It's 1440 x 800 screen has the highest resolution of any small tablet (including the slightly larger iPad mini) and some smart features like multiple user accounts make the Nook HD a great product.
Using a heavily customised version of Android 4.0 (Ice Cream Sandwich), the Nook is powered by a dual-core 1.3GHz processor with 1GB of RAM.
Sadly, there is just 8GB of internal storage, of which a pitiful 5GB is available to the user, so you'll want to make use of the microSD card slot to expand that; with 32GB microSD cards costing around £15, giving the Nook HD plenty of storage won't cost much.
You can then fill your Nook with books, newspapers, magazines, music, video and apps - although Barnes & Noble's video store won't be open in the UK until the end of the year and there is no access to Google Play, instead, B&N has its own store with around 10,000 tablet-optimised apps to download.
Without Google Play, the Nook HD doesn't have access to as much content as the iPad or Nexus 7, but everything else is right up there with the best of them; and with its friendly, rounded appearance, soft plastics and multiple user accounts, the Nook is perhaps the perfect family tablet.
Read our full review of the Barnes & Noble Nook HD here.
4 - Amazon Kindle Fire HD (from £159)
The Kindle Fire brand made its UK debut this year, after testing the waters in America for 12 months, and brings with it a 7in HD screen, dual-core processor, and access to Amazon's enormous content catalogue through a bespoke, Android-based operating system.
As Barnes & Noble has done with the Nook HD, Amazon has built its own software on top of Android 4.0 Ice Cream Sandwich, and as with the Nook, Amazon has removed access to Google Play - instead, all content and apps are provided by the retail giant itself.
This means a comparative lack of apps and games compared to the Nexus 7 and other 'proper' Android tablets, but the Kindle offers an unrivalled catalogue of books, magazines and newspapers, all downloaded from Amazon and synced across every device you have the Kindle app installed on.
Being able to start a book on your Kindle Fire HD, pick up exactly where you left off on your PC or Mac, then finish off the chapter on your iOS or Android smartphone is a huge benefit of the Kindle ecosystem.
Films and TV programmes can be streamed from LoveFilm, but sadly they cannot be downloaded and stored on the Kindle, so watching video is only possible when you're connected to a Wi-Fi network. Amazon doesn't help with loading your own films onto the device either, as it doesn't support the popular .avi and .mov video file formats.
Despite this, the Kindle still deserves a place in the top five, thanks to that fantastic ebook catalogue and effortless syncing between devices.
Read our full review of the Amazon Kindle Fire HD here.
5 - Samsung Galaxy Tab 2 7.0 (from £158)
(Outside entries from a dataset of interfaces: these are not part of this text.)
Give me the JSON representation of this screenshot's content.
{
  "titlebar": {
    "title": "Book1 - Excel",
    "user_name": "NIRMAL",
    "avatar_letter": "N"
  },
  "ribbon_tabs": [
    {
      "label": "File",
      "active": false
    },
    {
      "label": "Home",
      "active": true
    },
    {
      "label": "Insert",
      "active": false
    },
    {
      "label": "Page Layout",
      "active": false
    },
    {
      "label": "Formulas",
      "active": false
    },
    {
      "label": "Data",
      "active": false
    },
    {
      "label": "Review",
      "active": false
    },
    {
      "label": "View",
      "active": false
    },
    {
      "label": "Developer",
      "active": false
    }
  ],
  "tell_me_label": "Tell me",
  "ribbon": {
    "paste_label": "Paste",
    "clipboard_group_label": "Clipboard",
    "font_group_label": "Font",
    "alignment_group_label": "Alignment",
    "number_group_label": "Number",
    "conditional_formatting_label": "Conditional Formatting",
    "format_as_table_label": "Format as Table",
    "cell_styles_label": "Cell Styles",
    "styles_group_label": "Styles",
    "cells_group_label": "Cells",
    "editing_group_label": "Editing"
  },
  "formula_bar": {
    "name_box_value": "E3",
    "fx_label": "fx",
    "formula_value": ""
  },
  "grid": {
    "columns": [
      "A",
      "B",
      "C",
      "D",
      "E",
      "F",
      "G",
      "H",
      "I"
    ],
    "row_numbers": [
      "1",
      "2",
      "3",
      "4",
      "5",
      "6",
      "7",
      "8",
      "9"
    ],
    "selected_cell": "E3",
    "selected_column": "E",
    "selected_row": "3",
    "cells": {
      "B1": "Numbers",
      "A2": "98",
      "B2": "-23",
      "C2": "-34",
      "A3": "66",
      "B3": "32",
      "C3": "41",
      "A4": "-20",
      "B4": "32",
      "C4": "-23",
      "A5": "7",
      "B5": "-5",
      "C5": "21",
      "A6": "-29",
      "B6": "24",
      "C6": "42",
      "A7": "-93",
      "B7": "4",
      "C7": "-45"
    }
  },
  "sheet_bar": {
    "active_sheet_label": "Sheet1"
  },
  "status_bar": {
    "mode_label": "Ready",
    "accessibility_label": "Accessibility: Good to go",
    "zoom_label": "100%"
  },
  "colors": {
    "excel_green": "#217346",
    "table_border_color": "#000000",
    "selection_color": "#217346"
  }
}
Lastly, we have the Samsung Galaxy Tab 2 7.0. The oldest of the bunch, the Galaxy Tab runs Android 4.0 Ice Cream Sandwich (with an update to 4.1 Jelly Bean coming soon) on a 1GHz dual-core processor with 1GB of RAM.
More in line with the Nexus 7 than the bespoke operating systems of the Nook and Kindle, the Galaxy Tab 2 7.0 has Samsung's TouchWhiz interface draped over Android, bringing with it a range of mini apps.
These can be opened as small windows over the top of anything you're currently doing, and several can be onscreen at once; they include a calculator, email client and music player.
Otherwise, it's all familiar Android, with access to Google Play for music, film, TV, books and apps.
As well as Google Play, Samsung's own Readers, Music and Game Hubs offer extra content, including newspaper and magazine subscriptions, games from the likes of EA, and music from 7 Digital.
Although discounts can be found (see price link), the Samsung is generally more expensive than the Nexus and Nook, but offers good build quality and a name that will be more familiar to many consumers - than Barnes & Noble, at least. Anyone who uses a Galaxy smartphone will feel right at home with the Galaxy Tab.